§ **Prompt**: Select from the records below every line that has the word "Найти" in it.

§ **Material to process**:

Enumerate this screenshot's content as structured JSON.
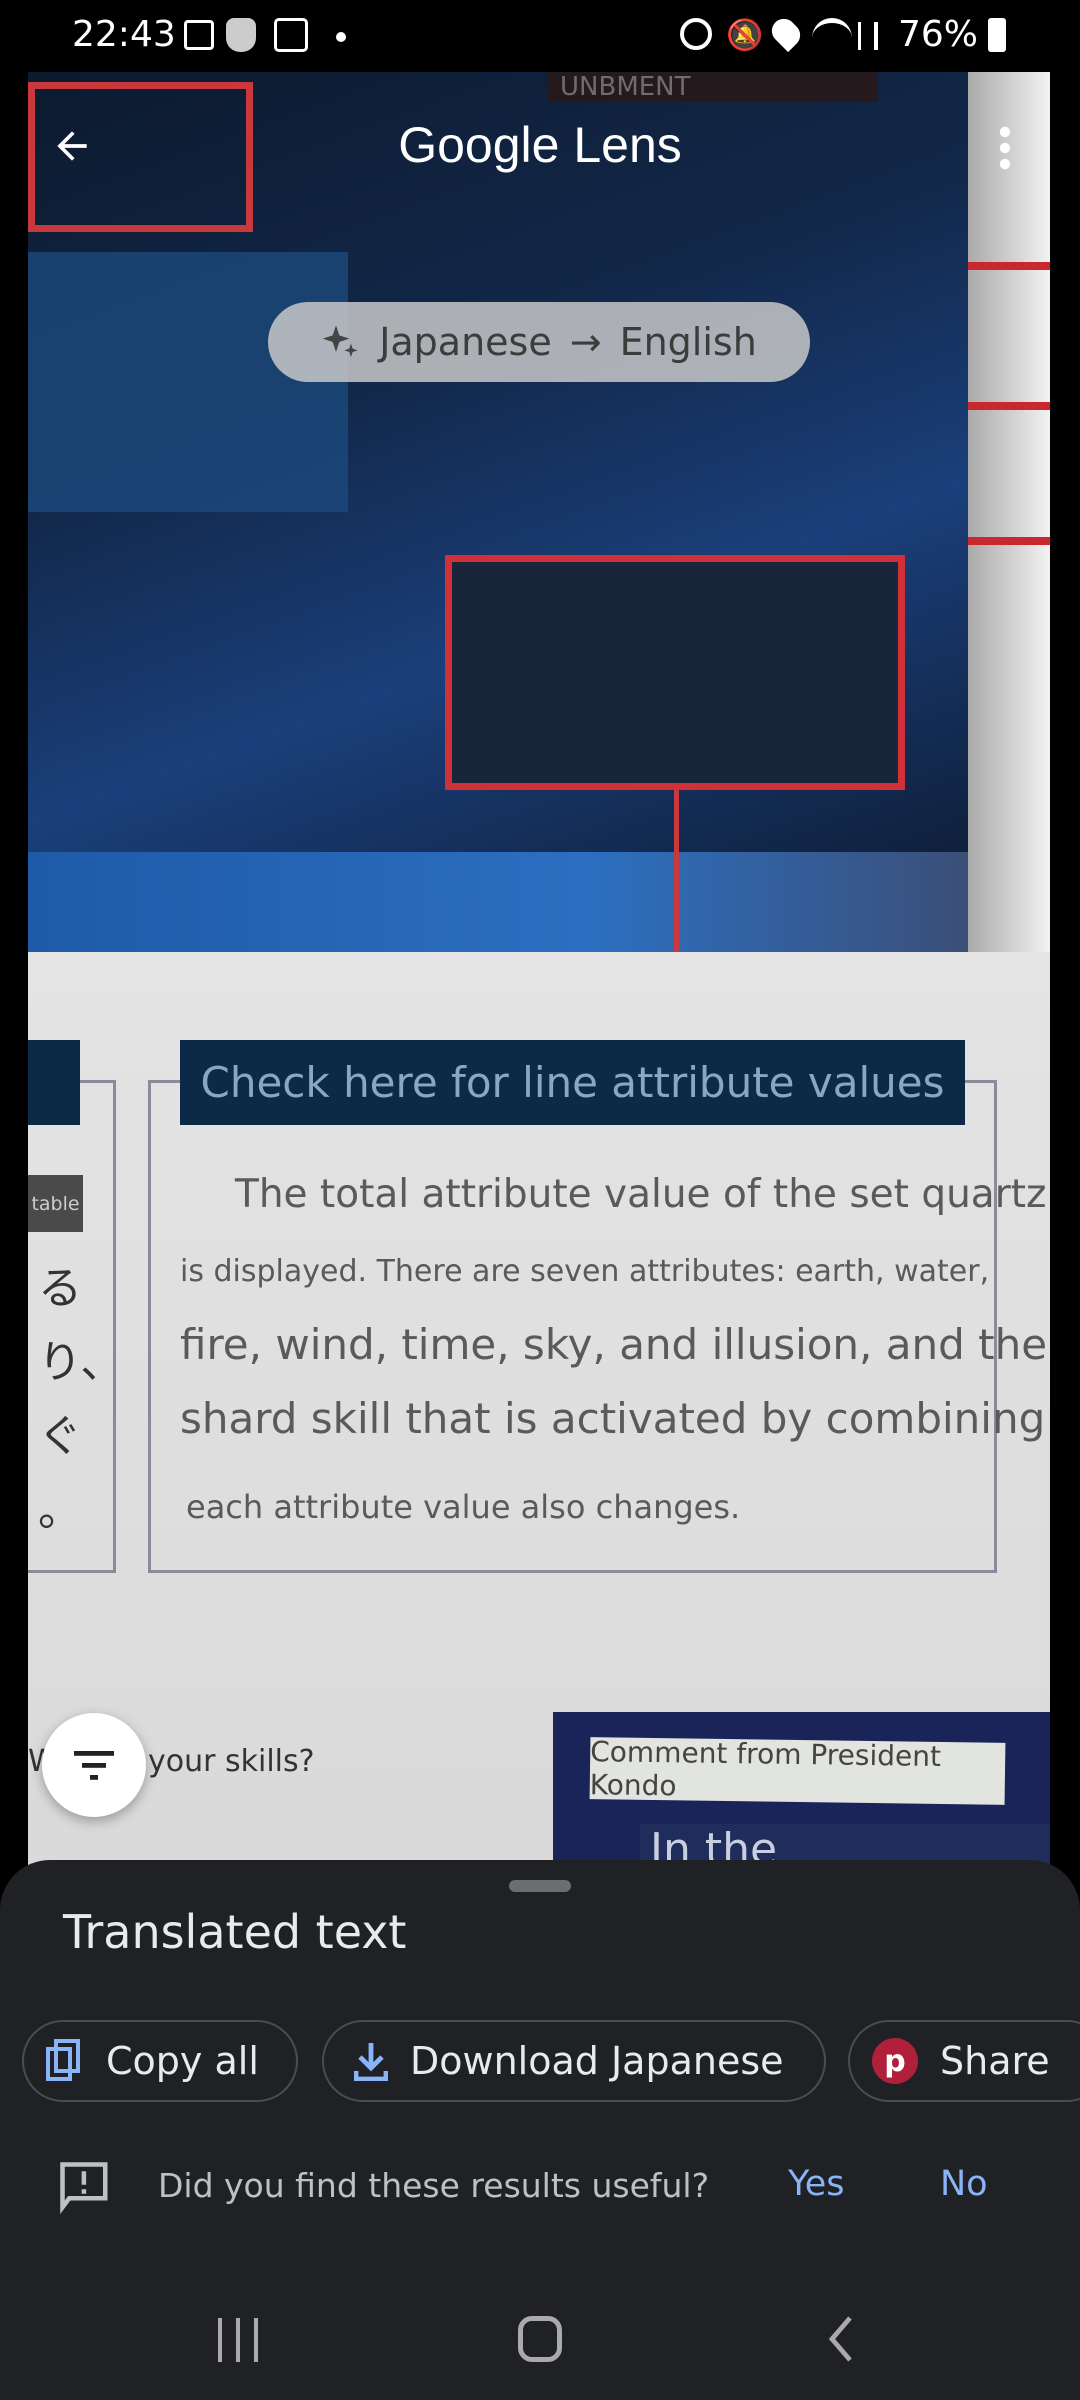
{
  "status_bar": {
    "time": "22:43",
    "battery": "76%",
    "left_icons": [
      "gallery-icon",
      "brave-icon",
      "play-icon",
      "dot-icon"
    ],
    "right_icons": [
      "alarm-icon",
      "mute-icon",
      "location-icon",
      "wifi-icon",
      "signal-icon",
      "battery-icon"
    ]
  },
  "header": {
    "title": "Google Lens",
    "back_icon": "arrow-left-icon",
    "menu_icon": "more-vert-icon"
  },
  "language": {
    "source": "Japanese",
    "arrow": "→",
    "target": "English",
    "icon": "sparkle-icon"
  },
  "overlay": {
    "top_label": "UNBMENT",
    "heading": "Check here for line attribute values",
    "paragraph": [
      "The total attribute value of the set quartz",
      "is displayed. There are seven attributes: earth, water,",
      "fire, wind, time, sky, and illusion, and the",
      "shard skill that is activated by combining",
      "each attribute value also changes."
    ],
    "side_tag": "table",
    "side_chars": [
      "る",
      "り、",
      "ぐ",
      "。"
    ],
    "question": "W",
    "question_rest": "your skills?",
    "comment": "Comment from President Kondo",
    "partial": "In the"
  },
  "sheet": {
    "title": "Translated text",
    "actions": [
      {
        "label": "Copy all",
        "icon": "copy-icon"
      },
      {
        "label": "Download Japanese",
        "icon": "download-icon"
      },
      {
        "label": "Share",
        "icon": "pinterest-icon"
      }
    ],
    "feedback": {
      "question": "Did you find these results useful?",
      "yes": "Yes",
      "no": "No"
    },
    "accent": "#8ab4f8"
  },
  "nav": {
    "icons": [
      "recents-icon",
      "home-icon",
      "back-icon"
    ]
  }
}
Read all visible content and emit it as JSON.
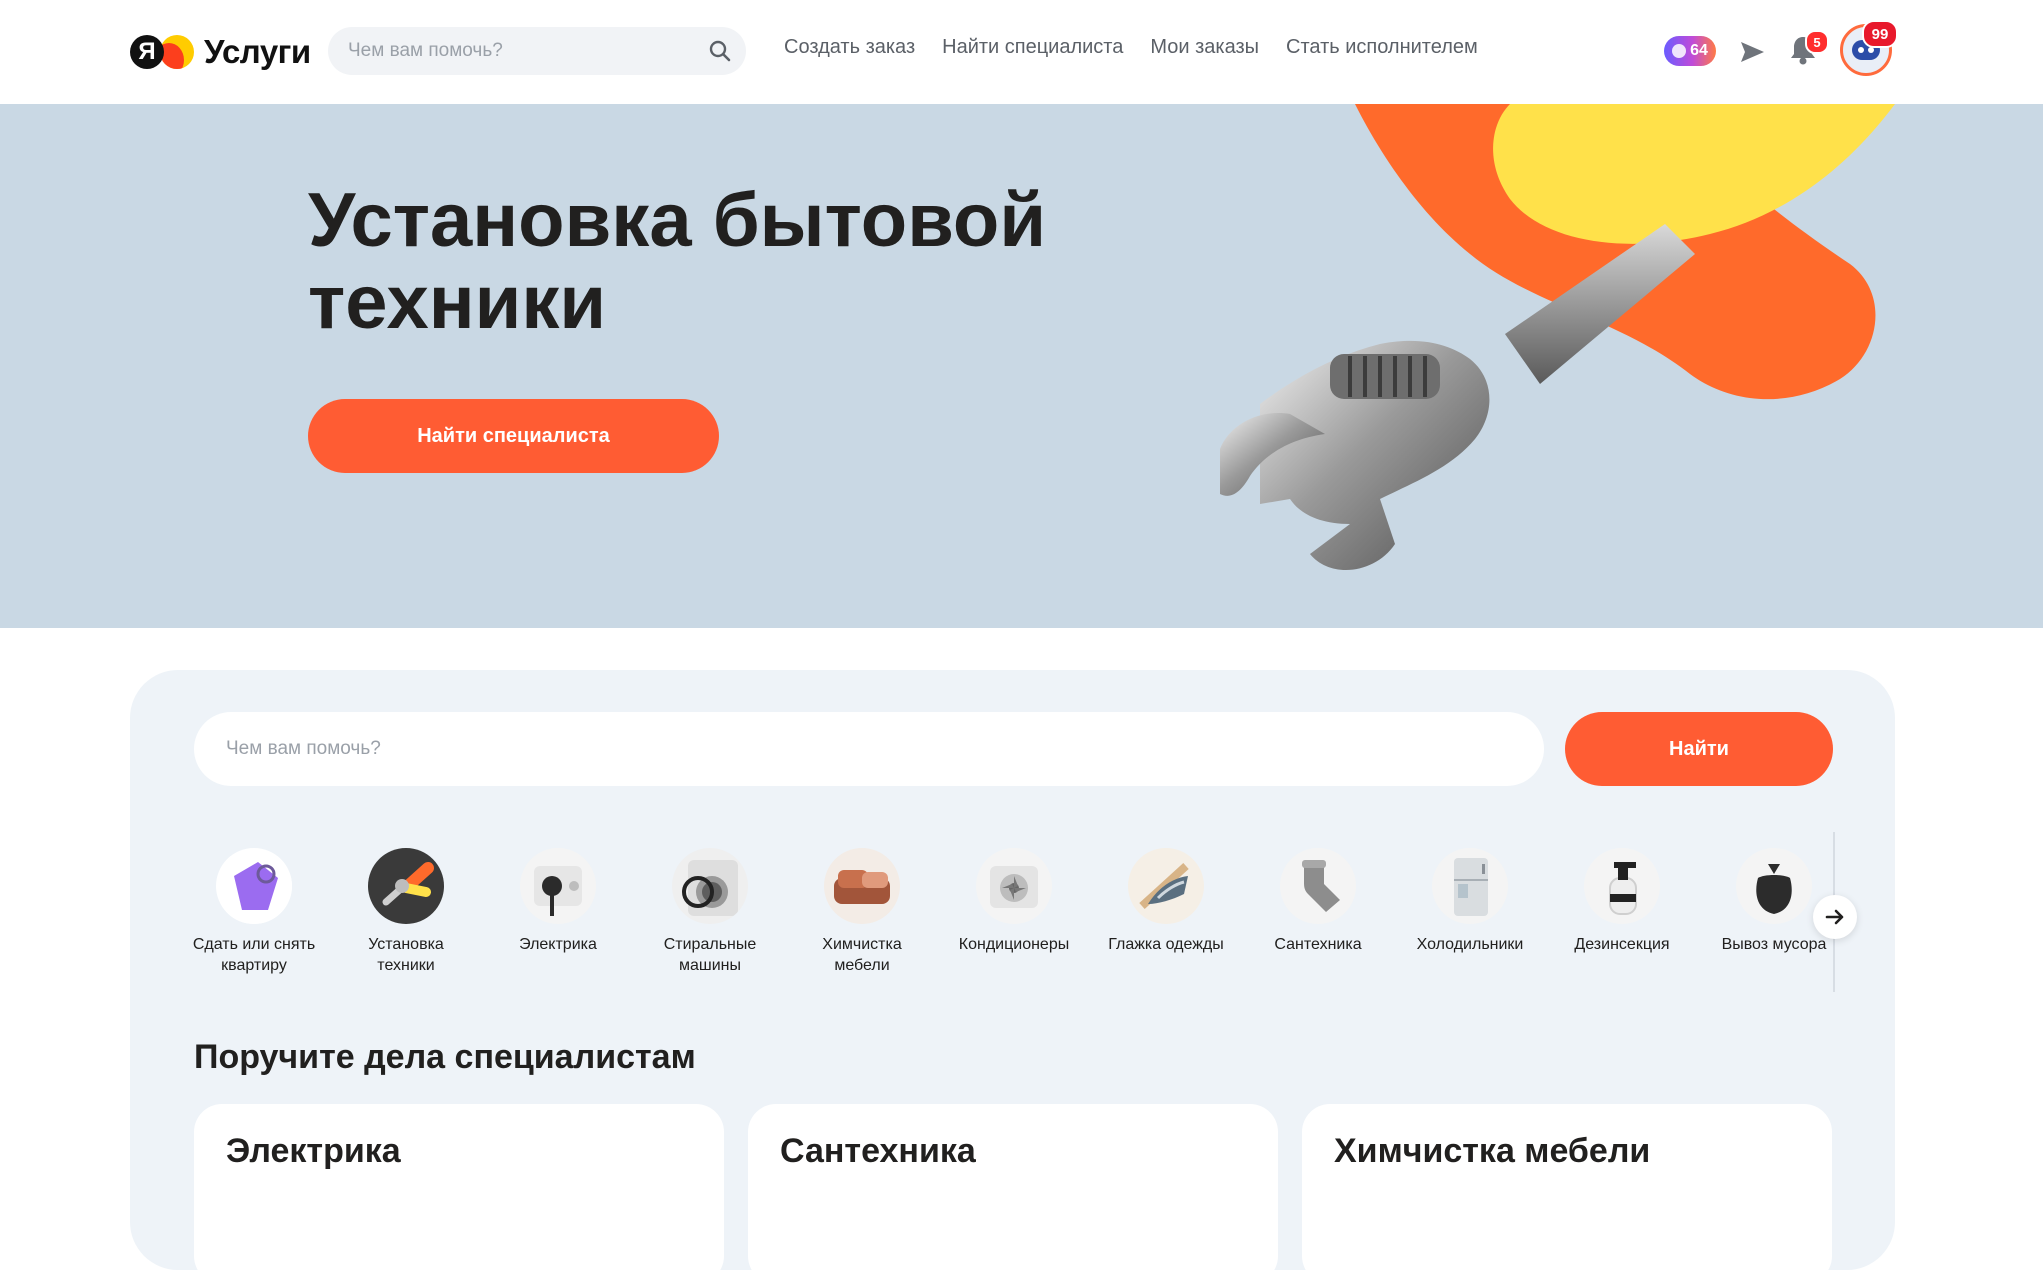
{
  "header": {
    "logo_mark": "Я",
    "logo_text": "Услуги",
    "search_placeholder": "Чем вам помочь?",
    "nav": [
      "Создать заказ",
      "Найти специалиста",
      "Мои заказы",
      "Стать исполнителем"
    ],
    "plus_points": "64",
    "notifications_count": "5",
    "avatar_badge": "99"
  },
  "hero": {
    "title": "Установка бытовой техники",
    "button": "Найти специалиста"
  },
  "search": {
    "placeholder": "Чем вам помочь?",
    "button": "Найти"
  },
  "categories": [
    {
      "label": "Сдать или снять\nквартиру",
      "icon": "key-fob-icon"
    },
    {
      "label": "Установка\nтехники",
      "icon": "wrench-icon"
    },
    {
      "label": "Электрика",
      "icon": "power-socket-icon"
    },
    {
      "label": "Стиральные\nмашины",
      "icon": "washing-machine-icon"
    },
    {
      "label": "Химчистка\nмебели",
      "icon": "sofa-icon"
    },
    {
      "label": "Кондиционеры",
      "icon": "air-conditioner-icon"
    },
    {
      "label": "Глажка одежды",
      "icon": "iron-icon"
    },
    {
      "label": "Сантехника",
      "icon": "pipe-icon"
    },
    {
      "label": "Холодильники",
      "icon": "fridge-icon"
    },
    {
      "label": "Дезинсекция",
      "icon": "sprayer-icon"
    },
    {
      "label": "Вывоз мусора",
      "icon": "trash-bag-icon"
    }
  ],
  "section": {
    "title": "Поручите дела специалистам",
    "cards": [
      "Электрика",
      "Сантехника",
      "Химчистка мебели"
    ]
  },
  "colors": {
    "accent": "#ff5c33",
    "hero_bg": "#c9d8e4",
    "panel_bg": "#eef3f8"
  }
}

§ **Worked solution**:
      "Найти специалиста",
    "button": "Найти специалиста"
    "button": "Найти"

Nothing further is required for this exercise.